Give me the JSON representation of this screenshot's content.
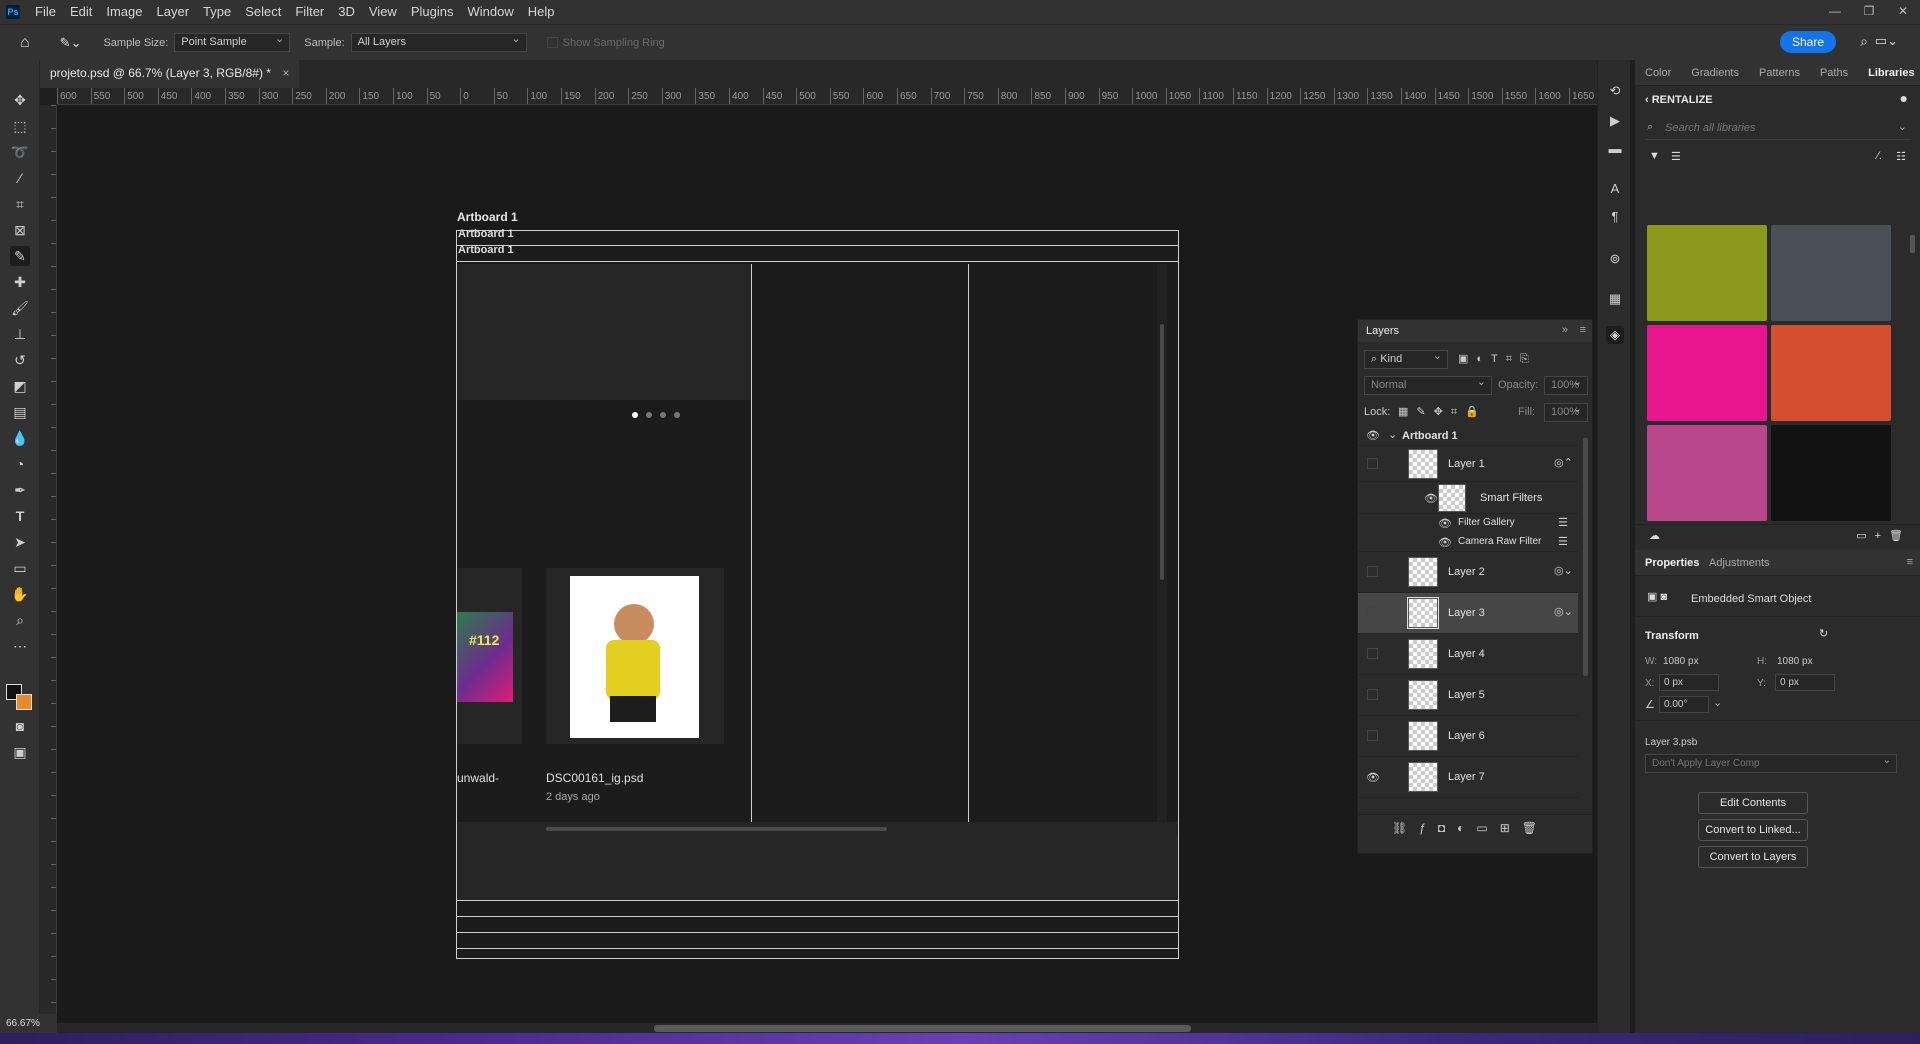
{
  "menubar": {
    "app_logo": "Ps",
    "items": [
      "File",
      "Edit",
      "Image",
      "Layer",
      "Type",
      "Select",
      "Filter",
      "3D",
      "View",
      "Plugins",
      "Window",
      "Help"
    ]
  },
  "options": {
    "sample_size_label": "Sample Size:",
    "sample_size_value": "Point Sample",
    "sample_label": "Sample:",
    "sample_value": "All Layers",
    "show_sampling_ring": "Show Sampling Ring",
    "share_label": "Share"
  },
  "document": {
    "tab_title": "projeto.psd @ 66.7% (Layer 3, RGB/8#) *",
    "zoom": "66.67%"
  },
  "ruler": {
    "h_labels": [
      "600",
      "550",
      "500",
      "450",
      "400",
      "350",
      "300",
      "250",
      "200",
      "150",
      "100",
      "50",
      "0",
      "50",
      "100",
      "150",
      "200",
      "250",
      "300",
      "350",
      "400",
      "450",
      "500",
      "550",
      "600",
      "650",
      "700",
      "750",
      "800",
      "850",
      "900",
      "950",
      "1000",
      "1050",
      "1100",
      "1150",
      "1200",
      "1250",
      "1300",
      "1350",
      "1400",
      "1450",
      "1500",
      "1550",
      "1600",
      "1650"
    ]
  },
  "canvas": {
    "artboard_label": "Artboard 1",
    "artboard_header_1": "Artboard 1",
    "artboard_header_2": "Artboard 1",
    "card1_caption": "unwald-",
    "card1_badge": "#112",
    "card2_filename": "DSC00161_ig.psd",
    "card2_meta": "2 days ago"
  },
  "libraries": {
    "tabs": [
      "Color",
      "Gradients",
      "Patterns",
      "Paths",
      "Libraries"
    ],
    "active_tab": "Libraries",
    "library_name": "RENTALIZE",
    "search_placeholder": "Search all libraries",
    "swatches": [
      "#8b9a1c",
      "#4a5058",
      "#e8158f",
      "#d64e30",
      "#b8478c",
      "#121212"
    ]
  },
  "layers": {
    "title": "Layers",
    "filter_kind": "Kind",
    "blend_mode": "Normal",
    "opacity_label": "Opacity:",
    "opacity_value": "100%",
    "lock_label": "Lock:",
    "fill_label": "Fill:",
    "fill_value": "100%",
    "artboard": "Artboard 1",
    "items": [
      {
        "name": "Layer 1",
        "visible": false
      },
      {
        "name": "Smart Filters",
        "visible": true
      },
      {
        "name": "Filter Gallery",
        "visible": true
      },
      {
        "name": "Camera Raw Filter",
        "visible": true
      },
      {
        "name": "Layer 2",
        "visible": false
      },
      {
        "name": "Layer 3",
        "visible": false
      },
      {
        "name": "Layer 4",
        "visible": false
      },
      {
        "name": "Layer 5",
        "visible": false
      },
      {
        "name": "Layer 6",
        "visible": false
      },
      {
        "name": "Layer 7",
        "visible": true
      }
    ]
  },
  "properties": {
    "tabs": [
      "Properties",
      "Adjustments"
    ],
    "active_tab": "Properties",
    "object_type": "Embedded Smart Object",
    "transform_title": "Transform",
    "w_label": "W:",
    "w_value": "1080 px",
    "h_label": "H:",
    "h_value": "1080 px",
    "x_label": "X:",
    "x_value": "0 px",
    "y_label": "Y:",
    "y_value": "0 px",
    "angle_value": "0.00°",
    "file_name": "Layer 3.psb",
    "layer_comp": "Don't Apply Layer Comp",
    "edit_contents": "Edit Contents",
    "convert_linked": "Convert to Linked...",
    "convert_layers": "Convert to Layers"
  }
}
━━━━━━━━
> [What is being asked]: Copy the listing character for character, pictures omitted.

> [Answer box]:
Give me the JSON representation of this screenshot's content.
{
  "menubar": {
    "app_logo": "Ps",
    "items": [
      "File",
      "Edit",
      "Image",
      "Layer",
      "Type",
      "Select",
      "Filter",
      "3D",
      "View",
      "Plugins",
      "Window",
      "Help"
    ]
  },
  "options": {
    "sample_size_label": "Sample Size:",
    "sample_size_value": "Point Sample",
    "sample_label": "Sample:",
    "sample_value": "All Layers",
    "show_sampling_ring": "Show Sampling Ring",
    "share_label": "Share"
  },
  "document": {
    "tab_title": "projeto.psd @ 66.7% (Layer 3, RGB/8#) *",
    "zoom": "66.67%"
  },
  "ruler": {
    "h_labels": [
      "600",
      "550",
      "500",
      "450",
      "400",
      "350",
      "300",
      "250",
      "200",
      "150",
      "100",
      "50",
      "0",
      "50",
      "100",
      "150",
      "200",
      "250",
      "300",
      "350",
      "400",
      "450",
      "500",
      "550",
      "600",
      "650",
      "700",
      "750",
      "800",
      "850",
      "900",
      "950",
      "1000",
      "1050",
      "1100",
      "1150",
      "1200",
      "1250",
      "1300",
      "1350",
      "1400",
      "1450",
      "1500",
      "1550",
      "1600",
      "1650"
    ]
  },
  "canvas": {
    "artboard_label": "Artboard 1",
    "artboard_header_1": "Artboard 1",
    "artboard_header_2": "Artboard 1",
    "card1_caption": "unwald-",
    "card1_badge": "#112",
    "card2_filename": "DSC00161_ig.psd",
    "card2_meta": "2 days ago"
  },
  "libraries": {
    "tabs": [
      "Color",
      "Gradients",
      "Patterns",
      "Paths",
      "Libraries"
    ],
    "active_tab": "Libraries",
    "library_name": "RENTALIZE",
    "search_placeholder": "Search all libraries",
    "swatches": [
      "#8b9a1c",
      "#4a5058",
      "#e8158f",
      "#d64e30",
      "#b8478c",
      "#121212"
    ]
  },
  "layers": {
    "title": "Layers",
    "filter_kind": "Kind",
    "blend_mode": "Normal",
    "opacity_label": "Opacity:",
    "opacity_value": "100%",
    "lock_label": "Lock:",
    "fill_label": "Fill:",
    "fill_value": "100%",
    "artboard": "Artboard 1",
    "items": [
      {
        "name": "Layer 1",
        "visible": false
      },
      {
        "name": "Smart Filters",
        "visible": true
      },
      {
        "name": "Filter Gallery",
        "visible": true
      },
      {
        "name": "Camera Raw Filter",
        "visible": true
      },
      {
        "name": "Layer 2",
        "visible": false
      },
      {
        "name": "Layer 3",
        "visible": false
      },
      {
        "name": "Layer 4",
        "visible": false
      },
      {
        "name": "Layer 5",
        "visible": false
      },
      {
        "name": "Layer 6",
        "visible": false
      },
      {
        "name": "Layer 7",
        "visible": true
      }
    ]
  },
  "properties": {
    "tabs": [
      "Properties",
      "Adjustments"
    ],
    "active_tab": "Properties",
    "object_type": "Embedded Smart Object",
    "transform_title": "Transform",
    "w_label": "W:",
    "w_value": "1080 px",
    "h_label": "H:",
    "h_value": "1080 px",
    "x_label": "X:",
    "x_value": "0 px",
    "y_label": "Y:",
    "y_value": "0 px",
    "angle_value": "0.00°",
    "file_name": "Layer 3.psb",
    "layer_comp": "Don't Apply Layer Comp",
    "edit_contents": "Edit Contents",
    "convert_linked": "Convert to Linked...",
    "convert_layers": "Convert to Layers"
  }
}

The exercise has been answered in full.